Tuesday, June 23, 2009

The Infamous Synopsis

A lot of recent questions seem to be synopsis-related, so I figure I'll go over this once and for all so that it can settle the issue until a few months bury it in the archives and someone new comes along and answers the questions because they don't know how to use the "search" function on the blog.

Writers are irrationally scared of the synopsis. How long is it? Does it have to be really good, or is it just a summary? Should it have the character's name in bold? How is it different from an outline? I remember being terrified of the idea. I'd already gone through the manuscript, the editorial phase, then perfected my query letter - and now I had to write more? Holy shit! This just goes on and on and I could screw up at any time! And I went to write a synopsis for a novel that was rejected, though I assume it was because the novel didn't make much sense and not because of the synopsis. This happened again with a different novel a few years later, and when I did eventually get accepted and get an agent, I was thrilled to be done with the synopsis - or so I thought.

After my first book did well, my editor requested a synopsis of the next two books before she bought them. In a panic I asked my agent what to do, to which she said, "Summarize the books. It's not a big deal."

Which it isn't. Really, the synopsis is straightforward. The agent is asking you for a summary of the events that occur in your book, over about 1-2 pages. I say "1-2" because less than one is probably not descriptive enough in my experience and three is generally too long. Some agents do specifically ask for more, and you should give them a more detailed synopsis. If they ask for it chapter-by-chapter, write a paragraph for each chapter.

While the synopsis can be very important when we're trying to determine if the book is going in a solid direction and has a good arc without reading it all, it lacks a certain formality that squashes the query letter. We're also not as serious about formatting like we are in the manuscript itself, where we really, really want you to use the manuscript format described on every single writing website ever. Why? Because manuscript format is specifically designed to be easy on the eyes - spaces between the lines, large font, page numbering - and we need things to be easy on the eyes because we're going to be spending hours reading your manuscript. The synopsis? Not so much. Twenty or thirty seconds, maybe more. Presentation is not so important. Double-spacing, 1.5, single, whatever. Font? It should be readable. Should the characters have their names in bold?

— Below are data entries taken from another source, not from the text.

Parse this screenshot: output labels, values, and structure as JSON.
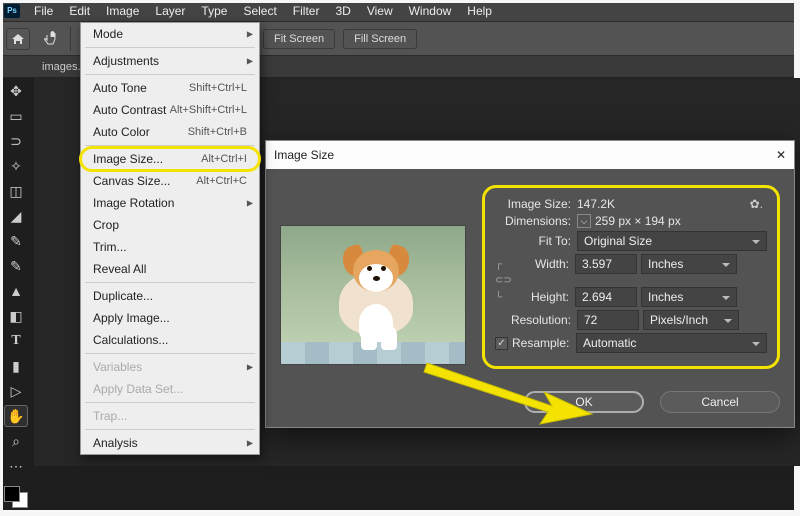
{
  "menubar": {
    "logo": "Ps",
    "items": [
      "File",
      "Edit",
      "Image",
      "Layer",
      "Type",
      "Select",
      "Filter",
      "3D",
      "View",
      "Window",
      "Help"
    ]
  },
  "optbar": {
    "fit_screen": "Fit Screen",
    "fill_screen": "Fill Screen"
  },
  "doc_tab": "images.",
  "image_menu": [
    {
      "type": "row",
      "label": "Mode",
      "submenu": true
    },
    {
      "type": "sep"
    },
    {
      "type": "row",
      "label": "Adjustments",
      "submenu": true
    },
    {
      "type": "sep"
    },
    {
      "type": "row",
      "label": "Auto Tone",
      "shortcut": "Shift+Ctrl+L"
    },
    {
      "type": "row",
      "label": "Auto Contrast",
      "shortcut": "Alt+Shift+Ctrl+L"
    },
    {
      "type": "row",
      "label": "Auto Color",
      "shortcut": "Shift+Ctrl+B"
    },
    {
      "type": "sep"
    },
    {
      "type": "row",
      "label": "Image Size...",
      "shortcut": "Alt+Ctrl+I",
      "highlight": true
    },
    {
      "type": "row",
      "label": "Canvas Size...",
      "shortcut": "Alt+Ctrl+C"
    },
    {
      "type": "row",
      "label": "Image Rotation",
      "submenu": true
    },
    {
      "type": "row",
      "label": "Crop"
    },
    {
      "type": "row",
      "label": "Trim..."
    },
    {
      "type": "row",
      "label": "Reveal All"
    },
    {
      "type": "sep"
    },
    {
      "type": "row",
      "label": "Duplicate..."
    },
    {
      "type": "row",
      "label": "Apply Image..."
    },
    {
      "type": "row",
      "label": "Calculations..."
    },
    {
      "type": "sep"
    },
    {
      "type": "row",
      "label": "Variables",
      "submenu": true,
      "disabled": true
    },
    {
      "type": "row",
      "label": "Apply Data Set...",
      "disabled": true
    },
    {
      "type": "sep"
    },
    {
      "type": "row",
      "label": "Trap...",
      "disabled": true
    },
    {
      "type": "sep"
    },
    {
      "type": "row",
      "label": "Analysis",
      "submenu": true
    }
  ],
  "dialog": {
    "title": "Image Size",
    "close": "✕",
    "image_size_label": "Image Size:",
    "image_size_value": "147.2K",
    "dimensions_label": "Dimensions:",
    "dimensions_value": "259 px  ×  194 px",
    "fit_to_label": "Fit To:",
    "fit_to_value": "Original Size",
    "width_label": "Width:",
    "width_value": "3.597",
    "width_unit": "Inches",
    "height_label": "Height:",
    "height_value": "2.694",
    "height_unit": "Inches",
    "resolution_label": "Resolution:",
    "resolution_value": "72",
    "resolution_unit": "Pixels/Inch",
    "resample_label": "Resample:",
    "resample_value": "Automatic",
    "resample_checked": true,
    "ok": "OK",
    "cancel": "Cancel"
  },
  "annotation": {
    "color": "#f4e300"
  }
}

Uhm, if you want, sure.

The only important things are to (a) cover the important events in your manuscript, including the ending, and (b) not go on for too long. Seriously, no 80-page synopses. If we can't tell the difference between a chapter-by-chapter synopsis and actual chapters, your attempts have gone horribly awry. (And yes, this happened) So, 1-2 pages, maybe three if it's a long book with a lot of intricacies and you just can't fit it onto two pages. Only do more if it's requested.

As to an outline, it seems to mean a lot of different things to different people, but to me it means "a synopsis with a lot of structure to it." Really I'm not the person to ask about outlines as I never bother to distinguish them from a synopsis. Follow the agent's instructions and you should be OK.

Publishing will provide you with plenty of chances to stress out over real and imagined crises. The synopsis doesn't have to be one of them.

Monday, June 22, 2009

Don't Go All St. Elsewhere On Us

I've heard conflicting things about submitting a synopsis. Some say tell ALL (the plot twists, surprises, even the ending) and others say allude to those events but don't necessarily tell exactly how everything is ironed out. Which is it?

Basic answer here - give away the ending, be it in synopsis or outline form. We want to know that the spy thriller doesn't end all crazy with everyone riding off on a magic unicorn.